Can someone give me an objective answer on which would be preferable between the Civic Hybrid and the Jetta TDI for use as a commuter about 60 highway miles per day?

Does it depend on the year model? I’m looking at new and used. Thanks!

A hybrid of any make will not give you any significant mpg advantage in highway driving, when compared to a diesel vehicle. A hybrid is very advantageous in urban driving, but the advantage begins to erode very rapidly with highway driving.

In your situation, I would buy the diesel–as long as you understand that a VW will never be as reliable as a Honda.

VDC got it, given the two choices. If it’s money you want to save, neither might be best - a used Civic could give you lower cost per mile, for example…

New TDI’s are hard to come by right now. But they would be the better choice for the best mileage on the highway.

Now I get better than most people do, but on my NB TDI I get low 50’s in the city and upper 50’s to low 60’s on the road. I have about 75,000 miles on my 2002. I have been very happy with it.

Your best bet is really a standard Honda Civic or Toyota Corolla. Given your limited mileage you are only going to save about 1.5 gallons per week using a hybrid vs non-hybrid.

Without a doubt you will pay more for a used or new hybrid vehicle or TDI vs standard gasser.

Hybrids are overrated.

My concern with either hybrid or TDI is that dealers are taking advantage of people’s fears and pricing both at much more than the mileage difference justifies.

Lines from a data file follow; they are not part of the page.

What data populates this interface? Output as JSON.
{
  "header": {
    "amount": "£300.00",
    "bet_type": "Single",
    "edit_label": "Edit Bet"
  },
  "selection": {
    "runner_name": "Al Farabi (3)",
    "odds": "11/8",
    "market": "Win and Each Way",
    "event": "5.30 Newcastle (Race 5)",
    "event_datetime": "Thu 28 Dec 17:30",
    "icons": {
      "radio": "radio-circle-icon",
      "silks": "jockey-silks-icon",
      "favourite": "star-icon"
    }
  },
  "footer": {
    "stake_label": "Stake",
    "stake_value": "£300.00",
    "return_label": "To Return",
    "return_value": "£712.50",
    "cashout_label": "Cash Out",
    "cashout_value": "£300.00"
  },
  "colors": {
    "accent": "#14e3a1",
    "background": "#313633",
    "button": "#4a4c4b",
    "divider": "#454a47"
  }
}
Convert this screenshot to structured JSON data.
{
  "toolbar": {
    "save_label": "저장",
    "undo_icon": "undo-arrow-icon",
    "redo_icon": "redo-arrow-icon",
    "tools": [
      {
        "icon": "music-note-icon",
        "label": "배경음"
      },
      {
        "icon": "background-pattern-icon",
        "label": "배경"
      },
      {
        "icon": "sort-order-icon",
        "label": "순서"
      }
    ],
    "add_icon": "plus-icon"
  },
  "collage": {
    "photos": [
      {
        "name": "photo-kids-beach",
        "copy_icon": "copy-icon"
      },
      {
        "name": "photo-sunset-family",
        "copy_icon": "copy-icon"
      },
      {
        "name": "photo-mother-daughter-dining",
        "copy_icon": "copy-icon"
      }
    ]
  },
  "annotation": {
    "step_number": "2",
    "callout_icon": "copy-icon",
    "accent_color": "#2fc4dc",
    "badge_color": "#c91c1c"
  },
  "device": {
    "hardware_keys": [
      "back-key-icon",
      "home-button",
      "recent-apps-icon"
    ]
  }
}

Dealers can charge what they can, just doesn’t mean it’s a good idea to pay it!

If you are looking for the LOWEST COST PER MILE TO OWN AND OPERATE forget diesels and hybrids…Fuel cost is generally the smallest part of vehicle ownership even at todays prices…Buy a 5 year old reliable vehicle FOR CASH that gets decent mileage and you will come out WAY ahead in the end…

Caddyman’s advice makes sense, but don’t rule out diesels or hybrids, just don’t assume they will be best for you. Buying new cars or cars in high demand tend to cost the owner more. I usually buy my car’s new, but I also tend to keep them for 150-200,000 miles.

Imperial (larger) gallons?

I would not buy either. Consider a 2009 Chevrolet Cobalt XFE with a highway mileage figure of 37 mpg. You can get one for under 15K with the current sales that GM is running. The $5000 premium for another car will buy a lot of gasoline (1250 gallons good for 46,000 miles) and the mileage figure is not much less at 37 mpg. That would be a stick shift and a Cobalt has no timing belt to change for $500 plus.

Chevrolet has been making the current version for enough time now that they should have the bugs out.